The idea of love in the story is also embodied by the example of Carton’s compliance to die for Darnay. Dickens’s plot of the story portrays Sydney as a man who is upright in his thinking. In the story, Sydney remarks that he shall never be any better and instead get worse (Dickens 153). The reader gets to consider that Sydney does not respect his life as much as he minds Darnay’s life and the pleasure his endurance will convey to Lucie. The love and bravery that even the reader wishes to experience is personalized in Sydney.
The coincidence in the story explains the resurrecting the power of love as indicated when Lorry manages to locate Lucie after ditching her several years prior to the meeting. The unexpected coincidental events perfectly develop the plot of the story. Without the utilization of coincidence by Dickens, the topic of love would not have been influential in the novel. The reader wishes for his favorite character to survive but does not realize the implausible circumstances as he is too caught up in the story.
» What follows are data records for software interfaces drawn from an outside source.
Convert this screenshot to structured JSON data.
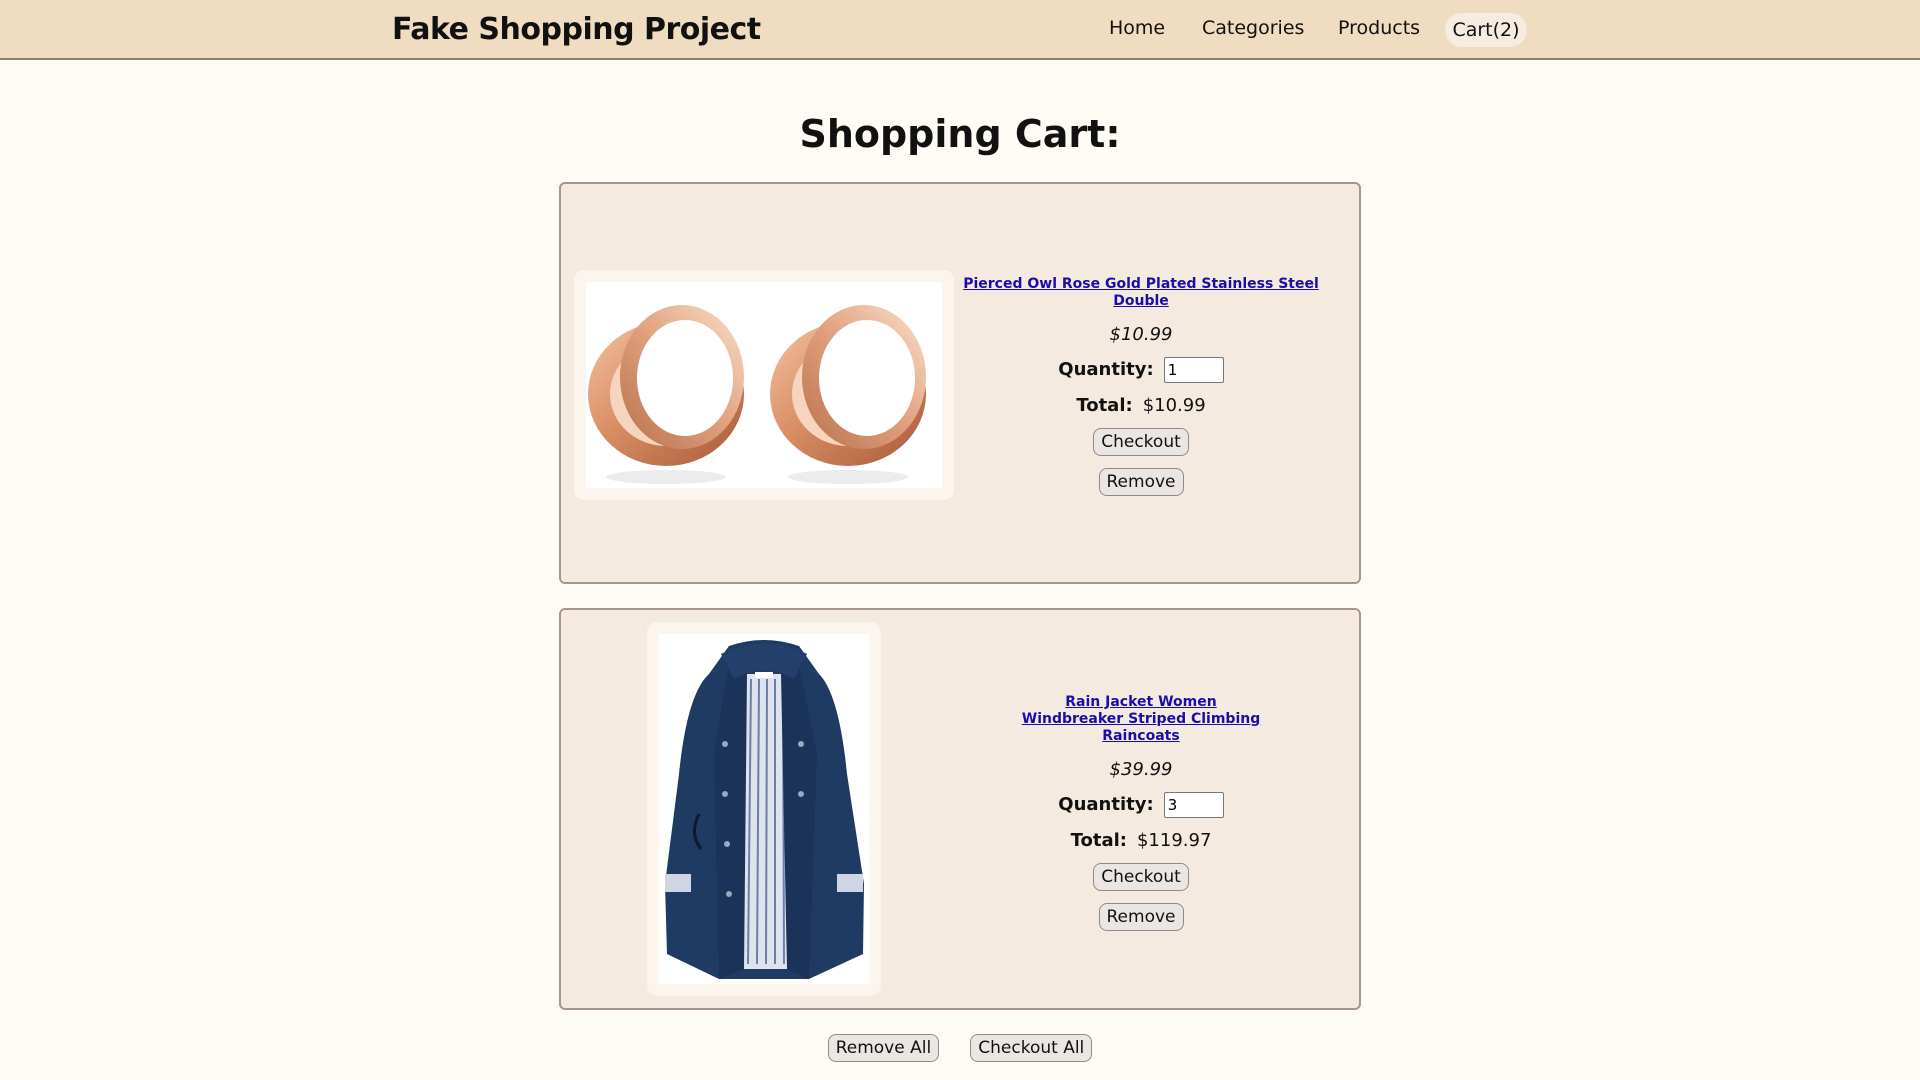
{
  "header": {
    "brand": "Fake Shopping Project",
    "nav": {
      "home": "Home",
      "categories": "Categories",
      "products": "Products",
      "cart": "Cart(2)"
    }
  },
  "page": {
    "title": "Shopping Cart:"
  },
  "cart": {
    "items": [
      {
        "name": "Pierced Owl Rose Gold Plated Stainless Steel Double",
        "price": "$10.99",
        "quantity_label": "Quantity:",
        "quantity": "1",
        "total_label": "Total:",
        "total": "$10.99",
        "checkout_label": "Checkout",
        "remove_label": "Remove"
      },
      {
        "name": "Rain Jacket Women Windbreaker Striped Climbing Raincoats",
        "price": "$39.99",
        "quantity_label": "Quantity:",
        "quantity": "3",
        "total_label": "Total:",
        "total": "$119.97",
        "checkout_label": "Checkout",
        "remove_label": "Remove"
      }
    ],
    "remove_all_label": "Remove All",
    "checkout_all_label": "Checkout All"
  },
  "colors": {
    "navbar_bg": "#f0dcc0",
    "page_bg": "#fffcf5",
    "card_bg": "#f5eadf",
    "link": "#1a0dab"
  }
}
In a nutshell, Dickens’s fondness for coincidence in the novel is a perfect reflection of his view of the world. Dickens dwells on resemblances and surprises of life to bring out the theme of love but not as a result of faulty plotting or lack of imagination. Coincidence is also used by the author to bring out ironical situations and reveal hidden meaning to the reader. Throughout the story, the aspect of believing is maintained since the reader is much occupied in the plot that he cannot notice any unrealistic state of affairs.